▸ **Assignment**
Reproduce the records. Keep every word exact and include no images.

▸ **Data for this task**
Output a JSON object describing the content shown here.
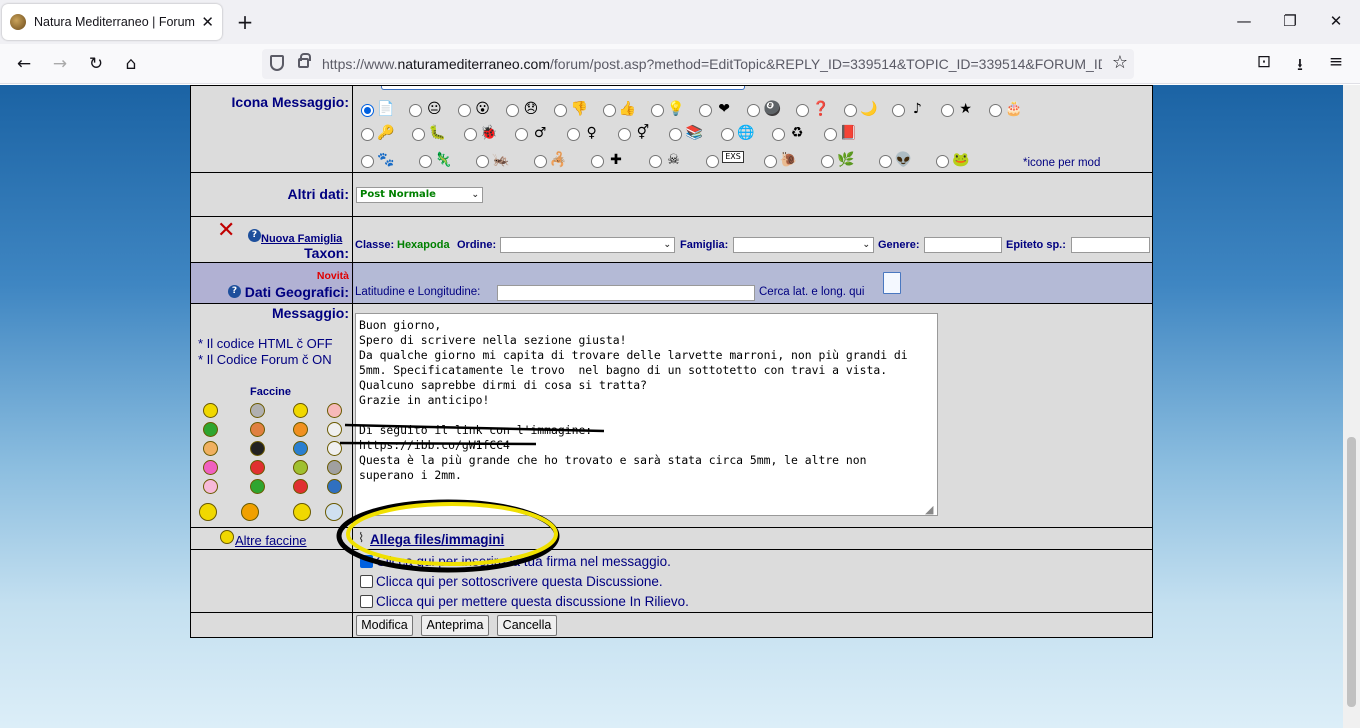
{
  "browser": {
    "tab_title": "Natura Mediterraneo | Forum N",
    "tab_close": "✕",
    "new_tab": "+",
    "url_prefix": "https://www.",
    "url_domain": "naturamediterraneo.com",
    "url_rest": "/forum/post.asp?method=EditTopic&REPLY_ID=339514&TOPIC_ID=339514&FORUM_ID",
    "minimize": "—",
    "maximize": "❐",
    "close": "✕",
    "back": "←",
    "forward": "→",
    "reload": "↻",
    "home": "⌂",
    "bookmark": "☆",
    "pocket": "⊡",
    "downloads": "⭳",
    "menu": "≡"
  },
  "form": {
    "icon_label": "Icona Messaggio:",
    "icon_mod_note": "*icone per mod",
    "altri_label": "Altri dati:",
    "altri_value": "Post Normale",
    "nuova_famiglia": "Nuova Famiglia",
    "taxon_label": "Taxon:",
    "classe_label": "Classe:",
    "classe_value": "Hexapoda",
    "ordine_label": "Ordine:",
    "famiglia_label": "Famiglia:",
    "genere_label": "Genere:",
    "epiteto_label": "Epiteto sp.:",
    "novita": "Novità",
    "geo_label": "Dati Geografici:",
    "latlong_label": "Latitudine e Longitudine:",
    "cerca_link": "Cerca lat. e long. qui",
    "messaggio_label": "Messaggio:",
    "html_note": "* Il codice HTML č OFF",
    "forum_note": "* Il Codice Forum č ON",
    "faccine_title": "Faccine",
    "altre_faccine": "Altre faccine",
    "allega": "Allega files/immagini",
    "message_text": "Buon giorno,\nSpero di scrivere nella sezione giusta!\nDa qualche giorno mi capita di trovare delle larvette marroni, non più grandi di\n5mm. Specificatamente le trovo  nel bagno di un sottotetto con travi a vista.\nQualcuno saprebbe dirmi di cosa si tratta?\nGrazie in anticipo!\n\nDi seguito il link con l'immagine:\nhttps://ibb.co/gW1fCC4\nQuesta è la più grande che ho trovato e sarà stata circa 5mm, le altre non\nsuperano i 2mm.",
    "check_firma": "Clicca qui per inserire la tua firma nel messaggio.",
    "check_sottoscrivi": "Clicca qui per sottoscrivere questa Discussione.",
    "check_rilievo": "Clicca qui per mettere questa discussione In Rilievo.",
    "btn_modifica": "Modifica",
    "btn_anteprima": "Anteprima",
    "btn_cancella": "Cancella",
    "help": "?"
  },
  "icons_row1": [
    "📄",
    "😐",
    "😮",
    "😞",
    "👎",
    "👍",
    "💡",
    "❤",
    "🎱",
    "❓",
    "🌙",
    "♪",
    "★",
    "🎂"
  ],
  "icons_row2": [
    "🔑",
    "🐛",
    "🐞",
    "♂",
    "♀",
    "⚥",
    "📚",
    "🌐",
    "♻",
    "📕"
  ],
  "icons_row3": [
    "🐾",
    "🦎",
    "🦗",
    "🦂",
    "✚",
    "☠",
    "EXS",
    "🐌",
    "🌿",
    "👽",
    "🐸"
  ],
  "smileys": [
    [
      "#f0d800",
      "#b0b0b0",
      "#f0d800",
      "#f7b9b9"
    ],
    [
      "#2fa52f",
      "#e08040",
      "#f09020",
      "#f0f0f0"
    ],
    [
      "#f0b060",
      "#222222",
      "#2a7fd0",
      "#f0f0f0"
    ],
    [
      "#f060c0",
      "#e03030",
      "#9fc030",
      "#a0a0a0"
    ],
    [
      "#f7b9d9",
      "#2fa52f",
      "#e03030",
      "#3070c0"
    ]
  ]
}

▸ **Written response**
Output a JSON object describing the content shown here.
{
  "browser": {
    "tab_title": "Natura Mediterraneo | Forum N",
    "tab_close": "✕",
    "new_tab": "+",
    "url_prefix": "https://www.",
    "url_domain": "naturamediterraneo.com",
    "url_rest": "/forum/post.asp?method=EditTopic&REPLY_ID=339514&TOPIC_ID=339514&FORUM_ID",
    "minimize": "—",
    "maximize": "❐",
    "close": "✕",
    "back": "←",
    "forward": "→",
    "reload": "↻",
    "home": "⌂",
    "bookmark": "☆",
    "pocket": "⊡",
    "downloads": "⭳",
    "menu": "≡"
  },
  "form": {
    "icon_label": "Icona Messaggio:",
    "icon_mod_note": "*icone per mod",
    "altri_label": "Altri dati:",
    "altri_value": "Post Normale",
    "nuova_famiglia": "Nuova Famiglia",
    "taxon_label": "Taxon:",
    "classe_label": "Classe:",
    "classe_value": "Hexapoda",
    "ordine_label": "Ordine:",
    "famiglia_label": "Famiglia:",
    "genere_label": "Genere:",
    "epiteto_label": "Epiteto sp.:",
    "novita": "Novità",
    "geo_label": "Dati Geografici:",
    "latlong_label": "Latitudine e Longitudine:",
    "cerca_link": "Cerca lat. e long. qui",
    "messaggio_label": "Messaggio:",
    "html_note": "* Il codice HTML č OFF",
    "forum_note": "* Il Codice Forum č ON",
    "faccine_title": "Faccine",
    "altre_faccine": "Altre faccine",
    "allega": "Allega files/immagini",
    "message_text": "Buon giorno,\nSpero di scrivere nella sezione giusta!\nDa qualche giorno mi capita di trovare delle larvette marroni, non più grandi di\n5mm. Specificatamente le trovo  nel bagno di un sottotetto con travi a vista.\nQualcuno saprebbe dirmi di cosa si tratta?\nGrazie in anticipo!\n\nDi seguito il link con l'immagine:\nhttps://ibb.co/gW1fCC4\nQuesta è la più grande che ho trovato e sarà stata circa 5mm, le altre non\nsuperano i 2mm.",
    "check_firma": "Clicca qui per inserire la tua firma nel messaggio.",
    "check_sottoscrivi": "Clicca qui per sottoscrivere questa Discussione.",
    "check_rilievo": "Clicca qui per mettere questa discussione In Rilievo.",
    "btn_modifica": "Modifica",
    "btn_anteprima": "Anteprima",
    "btn_cancella": "Cancella",
    "help": "?"
  },
  "icons_row1": [
    "📄",
    "😐",
    "😮",
    "😞",
    "👎",
    "👍",
    "💡",
    "❤",
    "🎱",
    "❓",
    "🌙",
    "♪",
    "★",
    "🎂"
  ],
  "icons_row2": [
    "🔑",
    "🐛",
    "🐞",
    "♂",
    "♀",
    "⚥",
    "📚",
    "🌐",
    "♻",
    "📕"
  ],
  "icons_row3": [
    "🐾",
    "🦎",
    "🦗",
    "🦂",
    "✚",
    "☠",
    "EXS",
    "🐌",
    "🌿",
    "👽",
    "🐸"
  ],
  "smileys": [
    [
      "#f0d800",
      "#b0b0b0",
      "#f0d800",
      "#f7b9b9"
    ],
    [
      "#2fa52f",
      "#e08040",
      "#f09020",
      "#f0f0f0"
    ],
    [
      "#f0b060",
      "#222222",
      "#2a7fd0",
      "#f0f0f0"
    ],
    [
      "#f060c0",
      "#e03030",
      "#9fc030",
      "#a0a0a0"
    ],
    [
      "#f7b9d9",
      "#2fa52f",
      "#e03030",
      "#3070c0"
    ]
  ]
}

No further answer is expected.